Taking the Lead with Dr. Julio Morales


By Karen Cortés
Dr. Julio Morales Jr., Professor Emeritus of the University of Connecticut School of Social Work, is chronicling the story of his upbringing in his just-about-complete book, So Many Marias.
The day before Morales’s eighth birthday in 1950, his parents sent him from their home in Vieques, Puerto Rico, to live with his grandmother in Manhattan. The move was part of a mass exodus of families from Vieques as the United States military built an economy-crushing presence on two-thirds of the island.
Within a year, his parents and and three siblings joined Morales and the family settled in a tiny apartment in Harlem, which was transitioning from an Italian neighborhood to Spanish Harlem. Families from Puerto Rico were the first wave of Latinos to settle in New York, and Morales faced discrimination at school from both classmates and teachers.
Opportunity for Puerto Rican students was still a reach by the time Morales entered college. “At the time I graduated, Hunter College, part of the City University of New York, was free to students with high SAT scores who excelled academically, ironically, since these students generally were solidly middle class and their parents could afford to pay tuition at a private college.
“Being the first person in my family to attend college was a challenge.

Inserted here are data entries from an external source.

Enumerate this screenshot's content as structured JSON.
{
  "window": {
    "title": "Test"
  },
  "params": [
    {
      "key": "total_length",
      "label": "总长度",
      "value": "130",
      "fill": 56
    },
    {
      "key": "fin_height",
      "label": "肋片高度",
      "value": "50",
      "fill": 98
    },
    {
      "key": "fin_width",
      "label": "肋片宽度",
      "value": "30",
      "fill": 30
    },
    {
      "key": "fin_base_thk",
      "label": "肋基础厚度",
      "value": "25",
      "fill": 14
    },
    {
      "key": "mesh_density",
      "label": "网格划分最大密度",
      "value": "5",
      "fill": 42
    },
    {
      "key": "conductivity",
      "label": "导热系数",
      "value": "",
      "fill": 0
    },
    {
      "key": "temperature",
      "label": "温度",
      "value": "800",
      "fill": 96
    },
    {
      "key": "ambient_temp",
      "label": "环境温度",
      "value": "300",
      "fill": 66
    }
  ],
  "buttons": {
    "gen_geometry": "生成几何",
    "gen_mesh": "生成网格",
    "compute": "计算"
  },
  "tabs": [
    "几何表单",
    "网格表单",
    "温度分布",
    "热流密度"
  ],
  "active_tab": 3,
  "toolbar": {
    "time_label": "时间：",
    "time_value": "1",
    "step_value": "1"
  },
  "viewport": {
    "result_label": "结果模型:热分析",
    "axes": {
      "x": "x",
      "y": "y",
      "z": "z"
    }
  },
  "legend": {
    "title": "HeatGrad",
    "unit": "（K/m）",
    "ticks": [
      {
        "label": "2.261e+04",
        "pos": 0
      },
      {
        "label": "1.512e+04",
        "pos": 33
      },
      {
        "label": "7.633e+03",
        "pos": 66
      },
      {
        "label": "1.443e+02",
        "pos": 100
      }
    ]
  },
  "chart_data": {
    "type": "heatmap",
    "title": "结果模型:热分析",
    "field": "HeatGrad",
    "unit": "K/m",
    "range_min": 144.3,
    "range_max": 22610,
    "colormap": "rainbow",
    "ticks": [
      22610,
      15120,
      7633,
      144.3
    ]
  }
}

There were only four other Puerto Rican students at Hunter when I attended,” recalls Morales.
So Many Marias has been six years in the making as Morales has interviewed surviving relatives and others with stories to share; yet the chronicle of his family’s forced migration was not the one he had intended to tell. “I wanted to write about being a single gay man raising two kids in the 1970′s,” he says. That changed when Morales returned to Vieques as part of the exchange program directed through the UConn School of Social Work. “I knew the stories, but I had never heard peoples’ voices,” says Morales. “I owed this to the people of Vieques.”
Morales has been actively involved in furthering social justice for members of the lesbian, gay, bisexual, transgender, queer and intersex community. He has been a firm advocate for same sex marriage and established and served as president of the board for Connecticut Latino/as Achieving Rights and Opportunities (CLARO).
He has received numerous fellowships and grants, from both the private and public sectors, for school dropout prevention projects related to Latino/a youth, for diversity training, and for recruitment and retention of Latinos in professional education programs.